_WHAT IS EXPECTED_: In the entries below, spot each line with the word "this" and copy it.
(Beginning of RECORD EXTRACTS)
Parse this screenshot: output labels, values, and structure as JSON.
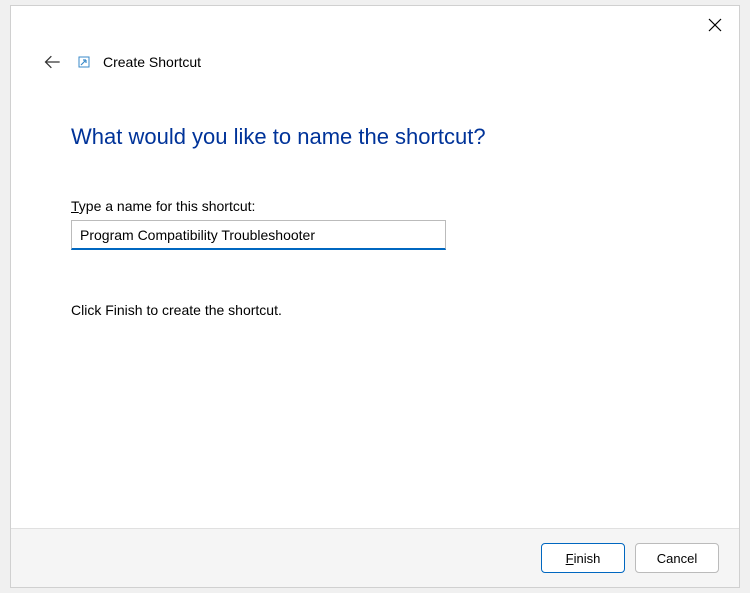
{
  "header": {
    "title": "Create Shortcut"
  },
  "main": {
    "heading": "What would you like to name the shortcut?",
    "field_label_prefix": "T",
    "field_label_rest": "ype a name for this shortcut:",
    "input_value": "Program Compatibility Troubleshooter",
    "instruction": "Click Finish to create the shortcut."
  },
  "footer": {
    "finish_prefix": "F",
    "finish_rest": "inish",
    "cancel": "Cancel"
  }
}
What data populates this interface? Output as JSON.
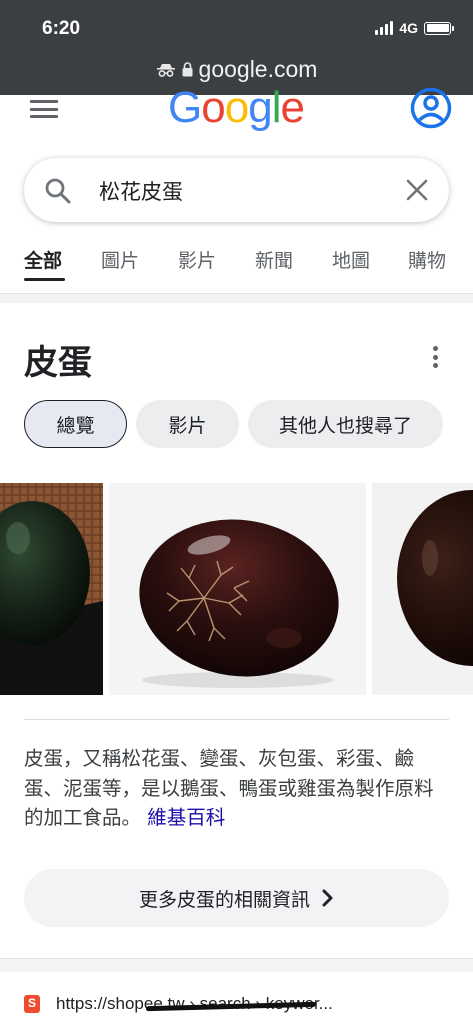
{
  "status_bar": {
    "time": "6:20",
    "network": "4G",
    "icons": [
      "signal-icon",
      "battery-icon"
    ]
  },
  "browser": {
    "url": "google.com",
    "icons": [
      "incognito-icon",
      "lock-icon"
    ]
  },
  "header": {
    "logo_letters": [
      "G",
      "o",
      "o",
      "g",
      "l",
      "e"
    ],
    "logo_colors": [
      "#4285F4",
      "#EA4335",
      "#FBBC05",
      "#4285F4",
      "#34A853",
      "#EA4335"
    ],
    "icons": [
      "hamburger-menu-icon",
      "account-circle-icon"
    ]
  },
  "search": {
    "query": "松花皮蛋",
    "icons": [
      "search-icon",
      "clear-icon"
    ]
  },
  "tabs": [
    {
      "label": "全部",
      "active": true
    },
    {
      "label": "圖片"
    },
    {
      "label": "影片"
    },
    {
      "label": "新聞"
    },
    {
      "label": "地圖"
    },
    {
      "label": "購物"
    }
  ],
  "knowledge_panel": {
    "title": "皮蛋",
    "chips": [
      {
        "label": "總覽",
        "selected": true
      },
      {
        "label": "影片"
      },
      {
        "label": "其他人也搜尋了"
      }
    ],
    "description": "皮蛋，又稱松花蛋、變蛋、灰包蛋、彩蛋、鹼蛋、泥蛋等，是以鵝蛋、鴨蛋或雞蛋為製作原料的加工食品。",
    "source_link": "維基百科",
    "more_button": "更多皮蛋的相關資訊"
  },
  "result": {
    "url": "https://shopee.tw › search › keywor..."
  },
  "colors": {
    "accent_blue": "#1a73e8",
    "link": "#1a0dab",
    "chrome_bg": "#3c3f42"
  }
}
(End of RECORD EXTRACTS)
_EXERCISE SOLUTION_:
Parse this screenshot: output labels, values, and structure as JSON.
    "field_label_rest": "ype a name for this shortcut:",
What data populates this interface? Output as JSON.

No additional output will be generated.